My big sister has had severe schizophrenia for almost 30 years. When she was first ill and I was in my teens someone said something to me that I can still remember to this day.
I was working in my first job at Hackney Community College and having lunch with three other colleagues in the staff canteen. We were sitting in this little booth with two lovely women who were in my team and other women I didn’ t know so well. Let’s call her Sandra.
After finding out that my sister was in hospital, Sandra said, ‘Ah, sometimes I wish I could take the easy way out too.’
Even though this happened decades ago, I can still remember the look on her face as she looked wistfully into the distance, imagining that choosing to be ill and sectioned would enable her to quit the job she hated and just…
TBH, I’m not sure what she thought being locked into a psychiatric ward would be like, but wow she must have hated her job.

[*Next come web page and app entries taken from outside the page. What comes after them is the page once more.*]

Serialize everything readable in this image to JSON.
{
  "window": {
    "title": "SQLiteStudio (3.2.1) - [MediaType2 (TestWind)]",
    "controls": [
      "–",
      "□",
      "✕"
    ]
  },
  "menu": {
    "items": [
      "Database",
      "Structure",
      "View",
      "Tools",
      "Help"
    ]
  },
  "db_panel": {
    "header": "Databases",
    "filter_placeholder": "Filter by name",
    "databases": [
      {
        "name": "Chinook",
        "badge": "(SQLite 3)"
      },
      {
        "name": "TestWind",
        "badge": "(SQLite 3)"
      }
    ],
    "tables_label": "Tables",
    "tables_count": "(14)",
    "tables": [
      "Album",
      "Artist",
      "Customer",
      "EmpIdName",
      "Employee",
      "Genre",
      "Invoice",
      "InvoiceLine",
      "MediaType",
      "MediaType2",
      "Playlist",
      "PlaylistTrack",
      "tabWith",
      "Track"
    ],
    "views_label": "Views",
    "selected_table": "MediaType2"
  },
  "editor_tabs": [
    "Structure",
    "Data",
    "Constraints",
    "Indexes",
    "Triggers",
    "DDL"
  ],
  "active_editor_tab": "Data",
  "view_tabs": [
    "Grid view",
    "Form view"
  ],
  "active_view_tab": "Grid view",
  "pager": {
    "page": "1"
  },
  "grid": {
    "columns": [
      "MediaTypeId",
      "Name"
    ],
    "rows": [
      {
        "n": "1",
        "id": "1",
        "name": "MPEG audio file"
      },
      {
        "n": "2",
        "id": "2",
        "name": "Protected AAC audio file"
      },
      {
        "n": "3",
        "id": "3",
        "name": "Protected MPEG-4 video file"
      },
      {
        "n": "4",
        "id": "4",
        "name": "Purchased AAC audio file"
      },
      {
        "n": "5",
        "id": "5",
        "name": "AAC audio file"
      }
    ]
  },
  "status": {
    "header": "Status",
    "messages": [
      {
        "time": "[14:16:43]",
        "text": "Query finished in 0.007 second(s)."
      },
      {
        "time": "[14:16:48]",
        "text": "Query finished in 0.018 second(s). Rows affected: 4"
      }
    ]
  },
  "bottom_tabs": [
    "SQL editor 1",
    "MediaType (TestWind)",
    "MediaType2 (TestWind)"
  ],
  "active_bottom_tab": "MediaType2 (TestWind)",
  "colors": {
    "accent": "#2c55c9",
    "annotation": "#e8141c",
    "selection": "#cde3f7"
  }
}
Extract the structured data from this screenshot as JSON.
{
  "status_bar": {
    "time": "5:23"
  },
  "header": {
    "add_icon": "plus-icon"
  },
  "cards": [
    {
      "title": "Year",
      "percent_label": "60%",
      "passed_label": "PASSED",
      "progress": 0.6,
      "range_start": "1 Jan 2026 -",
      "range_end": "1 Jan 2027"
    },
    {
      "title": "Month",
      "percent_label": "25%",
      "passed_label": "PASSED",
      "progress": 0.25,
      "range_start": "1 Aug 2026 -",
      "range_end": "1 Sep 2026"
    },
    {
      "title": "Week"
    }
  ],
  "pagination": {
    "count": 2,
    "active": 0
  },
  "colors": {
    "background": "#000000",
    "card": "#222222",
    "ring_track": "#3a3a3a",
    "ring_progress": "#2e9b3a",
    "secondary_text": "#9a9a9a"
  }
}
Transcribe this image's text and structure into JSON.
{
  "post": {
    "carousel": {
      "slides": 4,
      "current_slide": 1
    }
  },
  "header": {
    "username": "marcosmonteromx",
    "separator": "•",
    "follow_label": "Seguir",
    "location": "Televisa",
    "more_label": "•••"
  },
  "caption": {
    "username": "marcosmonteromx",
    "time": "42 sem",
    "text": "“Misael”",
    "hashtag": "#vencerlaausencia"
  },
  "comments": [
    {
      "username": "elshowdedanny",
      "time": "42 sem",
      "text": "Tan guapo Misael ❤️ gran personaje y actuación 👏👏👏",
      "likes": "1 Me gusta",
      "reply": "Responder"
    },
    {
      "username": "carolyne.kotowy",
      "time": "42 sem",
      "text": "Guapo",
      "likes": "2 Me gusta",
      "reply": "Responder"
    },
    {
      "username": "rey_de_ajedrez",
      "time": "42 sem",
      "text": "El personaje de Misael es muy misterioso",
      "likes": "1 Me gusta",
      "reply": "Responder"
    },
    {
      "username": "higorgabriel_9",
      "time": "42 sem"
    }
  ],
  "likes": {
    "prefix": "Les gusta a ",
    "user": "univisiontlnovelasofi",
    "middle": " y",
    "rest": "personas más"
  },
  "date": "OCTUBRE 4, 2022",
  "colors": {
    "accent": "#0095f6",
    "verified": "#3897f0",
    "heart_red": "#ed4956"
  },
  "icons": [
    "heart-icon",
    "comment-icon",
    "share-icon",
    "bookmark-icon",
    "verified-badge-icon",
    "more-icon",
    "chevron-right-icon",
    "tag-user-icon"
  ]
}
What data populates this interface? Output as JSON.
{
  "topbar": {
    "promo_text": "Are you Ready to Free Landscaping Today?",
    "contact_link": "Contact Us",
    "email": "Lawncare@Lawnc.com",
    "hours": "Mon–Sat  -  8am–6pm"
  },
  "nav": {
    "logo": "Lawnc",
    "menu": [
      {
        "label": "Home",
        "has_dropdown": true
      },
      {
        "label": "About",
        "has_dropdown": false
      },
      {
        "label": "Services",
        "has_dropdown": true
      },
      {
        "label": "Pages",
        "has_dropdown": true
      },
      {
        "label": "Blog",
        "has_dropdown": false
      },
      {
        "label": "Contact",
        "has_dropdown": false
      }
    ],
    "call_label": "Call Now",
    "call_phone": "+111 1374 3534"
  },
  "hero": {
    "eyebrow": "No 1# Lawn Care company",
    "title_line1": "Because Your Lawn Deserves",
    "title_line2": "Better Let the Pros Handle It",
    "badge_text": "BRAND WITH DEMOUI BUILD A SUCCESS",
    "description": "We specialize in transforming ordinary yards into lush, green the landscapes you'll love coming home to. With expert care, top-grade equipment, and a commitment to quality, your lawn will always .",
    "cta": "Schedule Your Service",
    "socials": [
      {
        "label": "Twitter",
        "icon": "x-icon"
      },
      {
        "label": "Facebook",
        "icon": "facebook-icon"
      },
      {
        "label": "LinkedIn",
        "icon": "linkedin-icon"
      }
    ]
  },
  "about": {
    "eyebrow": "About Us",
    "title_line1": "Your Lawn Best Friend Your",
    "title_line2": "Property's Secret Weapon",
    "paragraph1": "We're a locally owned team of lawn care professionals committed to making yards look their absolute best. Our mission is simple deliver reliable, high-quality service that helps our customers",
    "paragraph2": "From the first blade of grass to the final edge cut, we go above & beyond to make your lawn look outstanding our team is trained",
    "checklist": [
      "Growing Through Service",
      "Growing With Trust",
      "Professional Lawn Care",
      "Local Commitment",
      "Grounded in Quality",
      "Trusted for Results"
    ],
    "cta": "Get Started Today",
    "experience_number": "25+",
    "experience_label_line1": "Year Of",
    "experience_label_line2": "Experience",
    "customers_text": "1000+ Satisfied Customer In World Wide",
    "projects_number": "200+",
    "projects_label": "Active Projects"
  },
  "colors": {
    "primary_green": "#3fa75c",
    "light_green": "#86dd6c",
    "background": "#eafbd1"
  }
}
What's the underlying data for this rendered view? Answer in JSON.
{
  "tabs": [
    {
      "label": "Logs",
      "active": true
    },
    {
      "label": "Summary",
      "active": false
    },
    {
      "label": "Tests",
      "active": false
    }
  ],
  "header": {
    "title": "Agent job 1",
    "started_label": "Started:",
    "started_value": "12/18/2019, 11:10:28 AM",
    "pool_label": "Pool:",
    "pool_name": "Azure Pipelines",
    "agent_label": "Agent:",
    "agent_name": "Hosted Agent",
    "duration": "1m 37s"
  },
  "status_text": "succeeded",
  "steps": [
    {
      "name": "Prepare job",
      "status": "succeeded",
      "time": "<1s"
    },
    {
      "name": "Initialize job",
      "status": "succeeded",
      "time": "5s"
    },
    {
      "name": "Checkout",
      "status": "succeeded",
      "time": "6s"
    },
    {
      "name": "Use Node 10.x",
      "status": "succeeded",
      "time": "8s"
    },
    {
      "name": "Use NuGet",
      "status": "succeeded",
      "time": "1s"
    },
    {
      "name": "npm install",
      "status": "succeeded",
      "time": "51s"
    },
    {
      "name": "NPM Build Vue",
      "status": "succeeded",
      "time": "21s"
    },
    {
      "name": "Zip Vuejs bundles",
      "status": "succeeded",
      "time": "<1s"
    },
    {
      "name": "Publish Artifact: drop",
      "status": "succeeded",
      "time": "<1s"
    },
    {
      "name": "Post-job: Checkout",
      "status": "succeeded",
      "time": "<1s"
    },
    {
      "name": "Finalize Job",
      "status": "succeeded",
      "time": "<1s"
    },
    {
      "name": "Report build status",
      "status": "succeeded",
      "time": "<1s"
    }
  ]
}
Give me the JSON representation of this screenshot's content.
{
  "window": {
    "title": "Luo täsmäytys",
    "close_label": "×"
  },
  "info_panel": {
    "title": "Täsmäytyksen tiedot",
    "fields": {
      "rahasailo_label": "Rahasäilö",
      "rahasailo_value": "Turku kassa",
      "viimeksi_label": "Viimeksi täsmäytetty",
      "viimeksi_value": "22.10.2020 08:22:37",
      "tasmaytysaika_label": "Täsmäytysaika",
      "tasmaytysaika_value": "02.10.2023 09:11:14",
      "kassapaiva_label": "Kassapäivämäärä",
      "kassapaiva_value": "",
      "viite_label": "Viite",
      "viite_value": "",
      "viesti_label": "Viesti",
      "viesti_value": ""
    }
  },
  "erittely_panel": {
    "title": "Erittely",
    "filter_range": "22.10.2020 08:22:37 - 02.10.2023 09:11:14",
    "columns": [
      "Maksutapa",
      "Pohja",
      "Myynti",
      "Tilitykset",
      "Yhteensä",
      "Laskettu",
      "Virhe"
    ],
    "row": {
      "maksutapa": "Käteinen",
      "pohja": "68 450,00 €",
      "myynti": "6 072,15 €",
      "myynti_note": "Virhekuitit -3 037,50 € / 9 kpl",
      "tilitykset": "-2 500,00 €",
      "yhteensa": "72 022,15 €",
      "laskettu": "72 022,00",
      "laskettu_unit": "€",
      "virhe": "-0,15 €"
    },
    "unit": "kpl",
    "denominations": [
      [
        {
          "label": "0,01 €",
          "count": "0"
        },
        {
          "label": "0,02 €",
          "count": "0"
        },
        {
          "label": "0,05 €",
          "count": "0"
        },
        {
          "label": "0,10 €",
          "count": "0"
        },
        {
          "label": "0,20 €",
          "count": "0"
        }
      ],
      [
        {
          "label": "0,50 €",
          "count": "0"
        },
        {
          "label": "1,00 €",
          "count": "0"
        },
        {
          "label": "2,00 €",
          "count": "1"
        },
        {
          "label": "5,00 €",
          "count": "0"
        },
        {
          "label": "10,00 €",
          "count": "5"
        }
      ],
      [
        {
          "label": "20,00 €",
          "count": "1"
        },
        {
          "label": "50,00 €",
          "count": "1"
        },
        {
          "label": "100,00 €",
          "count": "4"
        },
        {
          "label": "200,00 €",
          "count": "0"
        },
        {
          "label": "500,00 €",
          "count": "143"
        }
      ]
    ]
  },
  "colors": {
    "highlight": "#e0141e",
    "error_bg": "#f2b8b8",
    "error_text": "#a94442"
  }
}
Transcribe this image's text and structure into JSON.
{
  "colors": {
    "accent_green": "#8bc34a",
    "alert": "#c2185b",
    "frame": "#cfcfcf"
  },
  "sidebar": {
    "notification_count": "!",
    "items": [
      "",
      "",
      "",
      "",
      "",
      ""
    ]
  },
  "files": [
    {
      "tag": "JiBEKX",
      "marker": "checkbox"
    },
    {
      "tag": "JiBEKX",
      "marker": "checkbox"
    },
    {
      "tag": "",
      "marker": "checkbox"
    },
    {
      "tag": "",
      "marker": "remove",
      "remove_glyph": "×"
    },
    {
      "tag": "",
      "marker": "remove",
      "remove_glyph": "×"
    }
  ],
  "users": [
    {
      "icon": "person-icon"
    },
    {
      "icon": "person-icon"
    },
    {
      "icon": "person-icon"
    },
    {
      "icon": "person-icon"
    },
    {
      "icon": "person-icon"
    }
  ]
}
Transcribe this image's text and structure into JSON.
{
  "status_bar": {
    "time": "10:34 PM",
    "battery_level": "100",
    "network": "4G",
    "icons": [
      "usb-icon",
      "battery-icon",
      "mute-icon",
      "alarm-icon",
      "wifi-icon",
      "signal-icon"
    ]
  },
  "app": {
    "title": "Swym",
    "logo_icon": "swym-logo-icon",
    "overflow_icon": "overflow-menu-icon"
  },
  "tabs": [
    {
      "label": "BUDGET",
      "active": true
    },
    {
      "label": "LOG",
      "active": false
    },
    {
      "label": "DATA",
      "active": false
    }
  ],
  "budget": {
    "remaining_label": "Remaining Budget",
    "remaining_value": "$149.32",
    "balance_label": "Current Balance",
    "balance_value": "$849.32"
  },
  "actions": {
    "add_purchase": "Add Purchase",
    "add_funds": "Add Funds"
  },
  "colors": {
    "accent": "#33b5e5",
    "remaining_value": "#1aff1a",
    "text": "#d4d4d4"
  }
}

I’ve now survived my own experiences of psychosis, mania and depression following the birth of my son (which you may have already read about in my book, Rattled), I’ve pondered many a time, ‘Why me? What caused me to get so ill?’
So to mark mental health awareness week 2019, I’ve tried to map the complicated causal pathways that can lead to mental ill health in this hand-drawn infographic. It shows what can lead to mental ill health. And what definitely doesn’t.
Let me know if I’ve missed anything?
#sicknotweak #mentalhealth #causesofmentalhealth
This is clever, it shows a complicated set of factors very clearly. Loved that you put the factors that don’t cause mental illness – both in the well known “just pull yourself together and stop being a drama queen” category.